UNHOLY: The content and timing of a new film released on Good Friday is upsetting some people of faith in Michigan. The trailer for “Unholy” shows at statue of the Virgin Mary bleeding from her eyes, the main character of the movie performing a miracle by healing a parapalegic and a crucifix burning on the altar of a Roman Catholic church. The director says the film is respectful of religion. Two Catholic priests from East Lansing and the director of MSU’s Muslim Studies Program comment. For news and religion/faith sections. By Elaine Mallon. FOR ALL POINTS.
PRISON RAMADAN: Some Muslim prisoners find it difficult to observe the daytime fasting requirement of the holy month of Ramadan, which starts April 13. Two ex-inmates describe their experience. We also hear from the Corrections Department, the directors of MSU’s Muslim Studies Program and Civil Rights Clinic. By Brandon Chew. FOR COLDWATER, BLISSFIELD, MARQUETTE, IONIA, GREENVILLE, SAUL STE. MARIE, BAY MILLS, DETROIT, MANISTEE, LUDINGTON, LANSING CITY PULSE AND ALL POINTS.
Members of Trinity Episcopal Church gathered in a socially distanced parking lot to continue a more than 60-year tradition. Despite the fears of COVID-19, longtime churchgoers weren’t going to let a pandemic get in the way of the celebration.
Courtesy of Grandville United Methodist ChurchGrandville United Methodist Church in Grandville, Michigan. If Christian churches can be boiled down to one steadfast purpose, it’s keeping the faith and spreading the word of God. When the COVID-19 pandemic halted the world and life as we know it, keeping the faith became more difficult, as thousands died from the virus, and spreading the word simply became harder to do without face-to-face interaction. But one pastor, in a small church, in a small town in Michigan, wouldn’t take no for an answer in either facet.
“This is something that most people of any age have not faced in their lifetime,” said Rev. Ryan Wieland of Grandville United Methodist Church. “People are stressed and overwhelmed.
As the COVID-19 pandemic forces people to social distance from one another, religious institutions are working creatively to adapt tradition to suit health needs.

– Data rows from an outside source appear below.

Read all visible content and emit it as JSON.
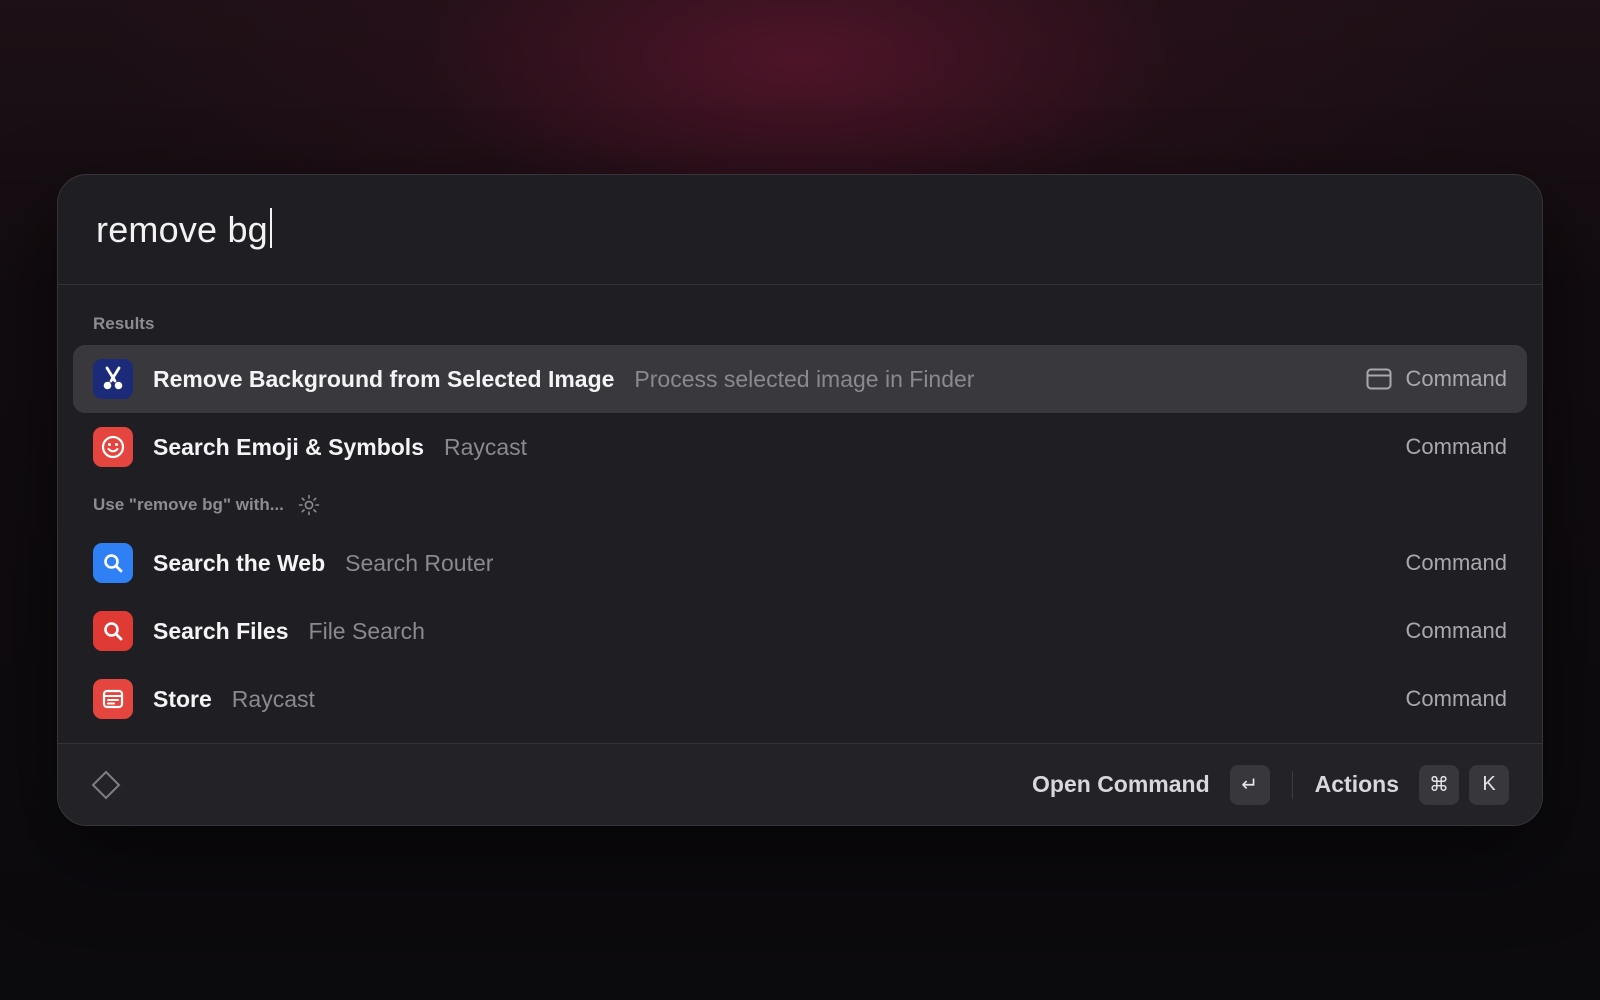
{
  "search": {
    "query": "remove bg"
  },
  "sections": {
    "results_header": "Results",
    "fallback_header": "Use \"remove bg\" with..."
  },
  "results": [
    {
      "title": "Remove Background from Selected Image",
      "subtitle": "Process selected image in Finder",
      "accessory": "Command",
      "icon": "scissors-icon",
      "icon_bg": "#1c2a7a",
      "selected": true
    },
    {
      "title": "Search Emoji & Symbols",
      "subtitle": "Raycast",
      "accessory": "Command",
      "icon": "smiley-icon",
      "icon_bg": "#e5453f",
      "selected": false
    }
  ],
  "fallbacks": [
    {
      "title": "Search the Web",
      "subtitle": "Search Router",
      "accessory": "Command",
      "icon": "search-icon",
      "icon_bg": "#2f7ff5"
    },
    {
      "title": "Search Files",
      "subtitle": "File Search",
      "accessory": "Command",
      "icon": "search-icon",
      "icon_bg": "#e03a35"
    },
    {
      "title": "Store",
      "subtitle": "Raycast",
      "accessory": "Command",
      "icon": "store-icon",
      "icon_bg": "#e5453f"
    }
  ],
  "footer": {
    "primary_action": "Open Command",
    "primary_key": "↵",
    "secondary_action": "Actions",
    "secondary_keys": [
      "⌘",
      "K"
    ]
  },
  "colors": {
    "window_bg": "#1f1e22",
    "selected_row": "#39383d",
    "accent_glow": "#78183a"
  }
}
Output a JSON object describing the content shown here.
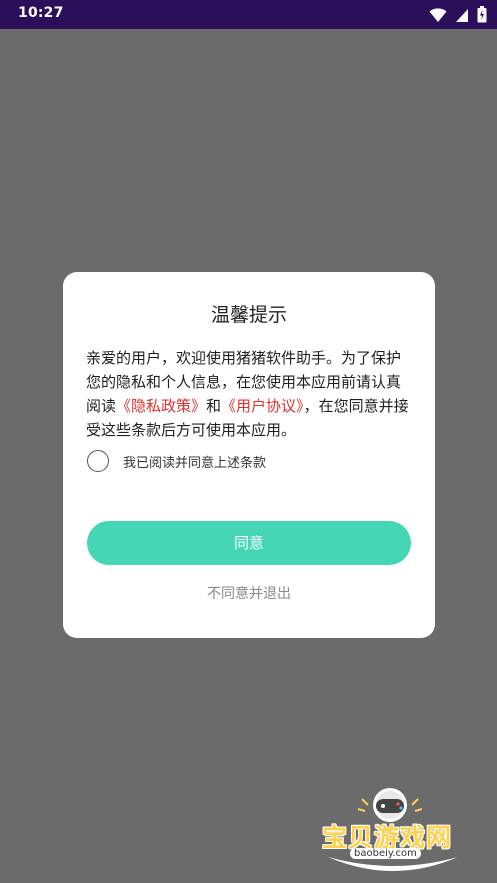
{
  "status_bar": {
    "time": "10:27",
    "icons": [
      "wifi-icon",
      "signal-icon",
      "battery-icon"
    ],
    "background": "#2b0f5a"
  },
  "dialog": {
    "title": "温馨提示",
    "body_prefix": "亲爱的用户，欢迎使用猪猪软件助手。为了保护您的隐私和个人信息，在您使用本应用前请认真阅读",
    "privacy_link": "《隐私政策》",
    "connector": "和",
    "agreement_link": "《用户协议》",
    "body_suffix": "，在您同意并接受这些条款后方可使用本应用。",
    "checkbox_label": "我已阅读并同意上述条款",
    "agree_label": "同意",
    "disagree_label": "不同意并退出",
    "accent_color": "#45d6b6",
    "link_color": "#e0322d"
  },
  "watermark": {
    "title": "宝贝游戏网",
    "url": "baobeiy.com"
  }
}
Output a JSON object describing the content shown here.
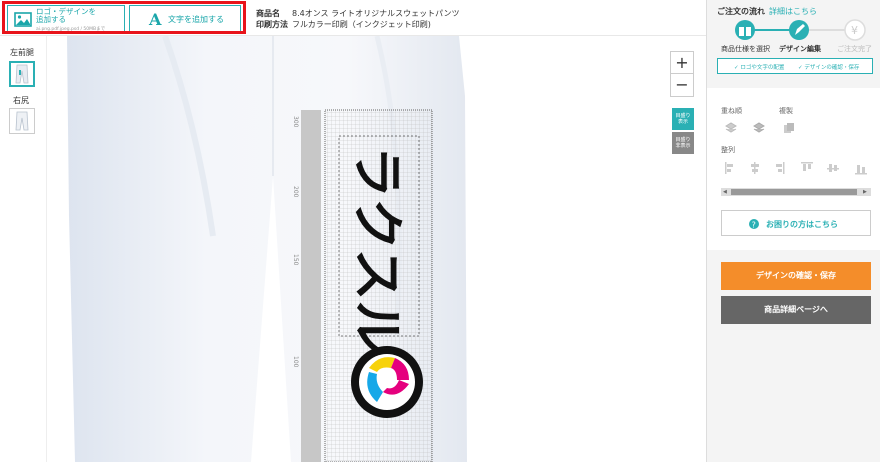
{
  "toolbar": {
    "logo_button_line1": "ロゴ・デザインを",
    "logo_button_line2": "追加する",
    "logo_button_formats": "ai.png.pdf.jpeg.psd / 50MBまで",
    "text_button_label": "文字を追加する"
  },
  "product": {
    "name_label": "商品名",
    "name_value": "8.4オンス ライトオリジナルスウェットパンツ",
    "method_label": "印刷方法",
    "method_value": "フルカラー印刷（インクジェット印刷)"
  },
  "views": {
    "left_thigh_label": "左前腿",
    "right_hip_label": "右尻"
  },
  "canvas": {
    "ruler_ticks": [
      "300",
      "200",
      "150",
      "100"
    ],
    "design_text": "ラクスル",
    "guide_show": [
      "目盛り",
      "表示"
    ],
    "guide_hide": [
      "目盛り",
      "非表示"
    ]
  },
  "flow": {
    "title": "ご注文の流れ",
    "details_link": "詳細はこちら",
    "step1": "商品仕様を選択",
    "step2": "デザイン編集",
    "step3": "ご注文完了",
    "check1": "ロゴや文字の配置",
    "check2": "デザインの確認・保存"
  },
  "tools": {
    "order_label": "重ね順",
    "copy_label": "複製",
    "align_label": "整列"
  },
  "help": {
    "label": "お困りの方はこちら"
  },
  "actions": {
    "confirm_save": "デザインの確認・保存",
    "product_page": "商品詳細ページへ"
  },
  "colors": {
    "accent": "#2ab0b4",
    "highlight_border": "#e8141b",
    "orange_button": "#f48d2a",
    "gray_button": "#666666"
  },
  "icons": {
    "image": "image-icon",
    "text": "letter-a-icon",
    "zoom_in": "plus-icon",
    "zoom_out": "minus-icon",
    "gift": "gift-icon",
    "pencil": "pencil-icon",
    "yen": "yen-icon",
    "help": "question-circle-icon"
  }
}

Jewish, Catholic and Muslim religious leaders explain how they are adjusting services for members.
In this edition of Focal Point, the director of MSU Museums is suspended for keeping his sources under wraps. Vice President MIke Pence visits Lansing and things are heating up in the Democrats. Michigan’s primary is on March 10, and we speak with Lansing’s city clerk to learn about voting in the primary.
Debrah MiszakLansing Diocese director of consecrated vocations Dawn Hausmann with an image of Pope John Paul II. Considered a saint by the church, he established the “theology of the body,” which states that people have different roles to play in the world according to their biological sex. As American women grapple with their role in society during a Democratic primary which has featured a record number of female candidates, American Catholic women are struggling with their position in the church. In February, the Vatican released a document summarizing the 2019 Amazon synod — a meeting of bishops and stakeholders in that region. The document did not provide a final answer on the synod’s hottest topics: the ordination of women to serve as deacons and the ordination of mature, married men to the priesthood.
LANSING — While the United States Conference of Catholic Bishops garners much attention as the leading voice of the church in the U.S., the Leadership Council of Women Religious — which represents 35,000 Catholic sisters — is also working on a number of social justice issues. The council holds political power, as sisters take part in legal advocacy and activism which can influence lay Catholics across the country. The council, which is headquartered in Silver Spring, Maryland, is composed of leadership from 300 congregations. As such, it represents 80% of women religious, a term that refers to Catholic sisters, across the country. In the past 40 years, the Council has become much more active both on issues in the institutional Church and in American society.